Thursday, March 3, 2016 12:18 am
Can Gonzales defeat Madigan?
Blair Hull, the hugely wealthy but unsuccessful 2004 Democratic candidate for U.S. Senate, directly accounts for $100,000 of the $300,000 which the Illinois United for Change PAC has raised since late January (maybe double that, because it’s unclear who controls a company responsible for another $100K). The independent expenditure committee has so far reported spending money only on Gonzales.
I was able to reach Hull through an intermediary to ask him why he decided to get involved against his fellow Democrat Madigan in the primary. He would only communicate by e-mail, and didn’t respond to a follow-up question.
Hull said he believes Gonzales gives the state “an opportunity for a fresh start,” and predicted his candidate, an entrepreneur who received an MBA from MIT, would be a “true statesmen” in the General Assembly.
Speaker Madigan, Hull said, “is not a team player.” Madigan “does not cooperate well with others,” and gave as an example Madigan’s lone refusal out of all 50 state party chairmen to work with the national party on sharing voter information. Madigan, Hull said, “wanted to control the voter file because he wanted to control who was elected in the state of Illinois.” He said his view was “amplified” when he discovered that Madigan opposed same-day voter registration (although that is now state law with Madigan’s backing).
“This lack of cooperation and team work has led to the dismal condition of our state today,” Hull claimed. “I believe the state of Illinois and the legislature would be improved significantly without Michael Madigan.”
And with that, he politely signed off, saying he hoped what he said was helpful and looked forward to “speaking with you after March 16.” So, that’s that until after the March 15 primary, I suppose.
So far, Illinois United for Change has sent three mailers which have all said positive stuff about Gonzales. It’s widely expected that the group will go negative on Madigan soon, perhaps even by the time you read this.
Is it possible that Madigan could actually lose? Well, the Speaker appears to be working his district like that very thing could happen, which means he’s leaving no stone unturned.

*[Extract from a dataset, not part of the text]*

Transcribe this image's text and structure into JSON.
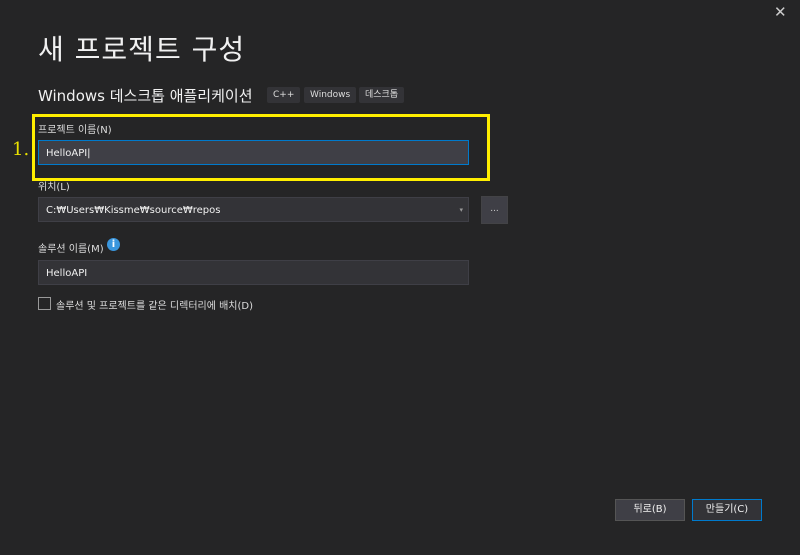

His own polling reportedly shows him ahead by a 6-1 margin but everybody is operating under the assumption that respondents may not be telling the truth.
Madigan has unleashed the hounds on Gonzales, dredging up some long ago arrests and a felony conviction, and even finding a letter from Cook County State’s Attorney Anita Alvarez that strongly argued against a gubernatorial pardon, which Gonzales eventually received. Gonzales’ campaign originally claimed Madigan had “lied” and the Alvarez quote was “faked,” but relented when I showed them the actual letter.
Four years ago, Madigan was challenged by another Latino candidate who was trumpeted by some in the media as a possible winner because his district is dominated by Latino-Americans. Madigan ended up winning that race by a huge margin. Gonzales is different, though, because the Latino candidate has far more money than anybody has ever had against Madigan.
Madigan received 9,860 votes in his contested 2012 Democratic primary out of 13,021 votes cast. His own 13th Ward accounted for 6,464 of those Madigan votes, out of 7,870 cast.
Madigan’s massive political organization backed Mayor Rahm Emanuel last year, and in the runoff Emanuel received 56 percent in Madigan’s 13th Ward to Cook County Commissioner Chuy Garcia’s 44 percent, which clearly shows that the ward’s Latino voters can be convinced to vote for a white incumbent against a credible Latino opponent. And the liberal Garcia is now supporting Madigan, which should help.
Much of Gonzales’ money is coming from folks who backed Gov. Bruce Rauner’s campaign, including Hull, who told the Chicago Sun-Times in 2014 that he contributed to Rauner because “I admire wealthy people who want to serve… People who are wealthy can really do what they believe; they can push for the right reforms.”
Gov. Rauner is horribly unpopular in Chicago and among suburban Democrats, so it’s difficult to see how Gonzales can pull this off if Madigan continues the attack by tying Gonzales to the Republican governor. It’s not a huge stretch to suggest, for some Democrats, that’s almost as bad as a felony conviction – and maybe worse in some households.
I suppose stranger things have happened, though, which is what is pushing Madigan so hard.
Contact Bruce Rushton at firstname.lastname@example.org.